The incredible Minister of Militia (see my post February 13: And The Lion – See It Cowers) was largely responsible. He had many critics, but said: “My critics will stop their yelping as a puppy-dog chasing an express train gives up its job as a useless task.” He was the express train. Sir Sam, as he became, personally supervised the embarkation from Quebec of 33,000 men and 7,000 horses. The horses would not walk the gangplank to get into the ships, so they had to be lifted on board in slings. Sir Sam was a great man for getting things done in a hurry, but when the first convoy sailed, 800 horses and nearly 5,000 tons of ammunition and supplies had been left behind.
There were thirty troop transport ships escorted by three battleships and six cruisers, most of them twenty years old. As there was great danger from German submarines and surface raiders, the landing point in Britain was changed several times while the convoy was crossing the Atlantic. It arrived at Plymouth on October 14 and was met by General Alderson, commander of the Canadian forces, who had preceded them.

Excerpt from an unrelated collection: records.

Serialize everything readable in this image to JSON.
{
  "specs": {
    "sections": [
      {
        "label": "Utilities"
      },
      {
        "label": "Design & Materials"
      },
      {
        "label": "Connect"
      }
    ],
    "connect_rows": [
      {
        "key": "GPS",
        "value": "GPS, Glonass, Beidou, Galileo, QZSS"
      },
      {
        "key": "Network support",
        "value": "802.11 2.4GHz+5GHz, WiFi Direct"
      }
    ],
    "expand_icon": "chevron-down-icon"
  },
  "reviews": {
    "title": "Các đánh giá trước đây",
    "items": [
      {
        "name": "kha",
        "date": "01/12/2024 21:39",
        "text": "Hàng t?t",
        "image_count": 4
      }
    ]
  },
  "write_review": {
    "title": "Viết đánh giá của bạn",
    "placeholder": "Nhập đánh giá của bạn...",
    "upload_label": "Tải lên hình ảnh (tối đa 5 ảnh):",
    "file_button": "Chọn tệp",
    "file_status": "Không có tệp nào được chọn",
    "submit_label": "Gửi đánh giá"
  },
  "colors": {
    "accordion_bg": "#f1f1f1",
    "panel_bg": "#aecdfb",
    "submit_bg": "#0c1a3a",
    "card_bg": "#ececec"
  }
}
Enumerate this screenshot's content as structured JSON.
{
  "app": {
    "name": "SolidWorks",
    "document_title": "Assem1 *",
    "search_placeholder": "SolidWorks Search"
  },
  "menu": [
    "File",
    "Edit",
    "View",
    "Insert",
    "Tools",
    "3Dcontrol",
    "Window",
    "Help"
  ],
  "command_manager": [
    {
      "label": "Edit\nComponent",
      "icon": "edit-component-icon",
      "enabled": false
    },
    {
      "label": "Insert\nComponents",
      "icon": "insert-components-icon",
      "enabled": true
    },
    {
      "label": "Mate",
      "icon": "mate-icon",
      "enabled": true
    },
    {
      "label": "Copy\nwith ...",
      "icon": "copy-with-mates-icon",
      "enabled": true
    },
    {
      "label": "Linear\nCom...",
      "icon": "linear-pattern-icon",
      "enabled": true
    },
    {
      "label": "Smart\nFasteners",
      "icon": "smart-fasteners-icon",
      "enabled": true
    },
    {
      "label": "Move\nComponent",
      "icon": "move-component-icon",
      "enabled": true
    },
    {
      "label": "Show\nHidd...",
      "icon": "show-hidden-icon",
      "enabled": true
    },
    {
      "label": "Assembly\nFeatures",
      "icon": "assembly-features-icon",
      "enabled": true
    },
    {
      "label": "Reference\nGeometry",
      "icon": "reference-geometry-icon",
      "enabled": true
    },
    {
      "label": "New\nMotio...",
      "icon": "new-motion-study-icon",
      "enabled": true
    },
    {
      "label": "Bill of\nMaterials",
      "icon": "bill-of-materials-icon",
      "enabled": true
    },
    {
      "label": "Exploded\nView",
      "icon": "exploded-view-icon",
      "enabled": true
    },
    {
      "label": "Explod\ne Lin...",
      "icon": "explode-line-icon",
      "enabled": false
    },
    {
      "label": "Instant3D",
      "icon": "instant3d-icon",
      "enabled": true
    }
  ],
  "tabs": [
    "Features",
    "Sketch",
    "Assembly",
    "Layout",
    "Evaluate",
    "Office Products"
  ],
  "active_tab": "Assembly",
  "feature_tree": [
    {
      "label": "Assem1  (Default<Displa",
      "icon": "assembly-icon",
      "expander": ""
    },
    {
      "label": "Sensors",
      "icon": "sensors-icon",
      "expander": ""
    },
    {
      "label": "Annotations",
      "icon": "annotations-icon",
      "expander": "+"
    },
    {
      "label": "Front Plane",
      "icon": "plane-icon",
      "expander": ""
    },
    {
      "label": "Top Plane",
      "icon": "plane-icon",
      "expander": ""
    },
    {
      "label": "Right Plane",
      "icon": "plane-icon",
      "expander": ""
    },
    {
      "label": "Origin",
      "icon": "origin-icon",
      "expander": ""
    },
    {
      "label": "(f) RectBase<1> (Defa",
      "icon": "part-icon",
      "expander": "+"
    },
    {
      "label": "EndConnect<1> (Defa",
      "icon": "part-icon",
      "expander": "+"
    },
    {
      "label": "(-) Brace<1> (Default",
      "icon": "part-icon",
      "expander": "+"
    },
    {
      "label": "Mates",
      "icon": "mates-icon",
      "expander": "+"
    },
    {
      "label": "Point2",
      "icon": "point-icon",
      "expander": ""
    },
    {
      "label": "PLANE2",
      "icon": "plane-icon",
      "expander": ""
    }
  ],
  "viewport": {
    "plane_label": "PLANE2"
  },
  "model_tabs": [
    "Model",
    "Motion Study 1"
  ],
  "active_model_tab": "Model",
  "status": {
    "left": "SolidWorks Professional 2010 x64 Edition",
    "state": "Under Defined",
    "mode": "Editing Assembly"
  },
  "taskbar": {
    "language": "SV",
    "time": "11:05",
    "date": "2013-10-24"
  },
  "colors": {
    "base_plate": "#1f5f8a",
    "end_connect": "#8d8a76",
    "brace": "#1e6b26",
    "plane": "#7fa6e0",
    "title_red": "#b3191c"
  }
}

The British naval officer in charge of the escort was Admiral Wemyss. As soon as the troops were landed safely, he went to the Admiralty in London. Wemyss was boiling mad. In his opinion, the convoy had been a dreadful risk. If the first Canadian contingent had suffered heavy casualties at sea, what would have been the effect on troops coming to Britain from other parts of the Commonwealth? The senior officer replied, “Oh you must take some risks in wartime,” but Wemyss replied, “Only justifiable risks.”
Wemyss felt it would have been safer if the ships had sailed on their own, not bunched together, with the sea lanes protected as much as possible by the warships. Many ship captains felt the same way in World War II.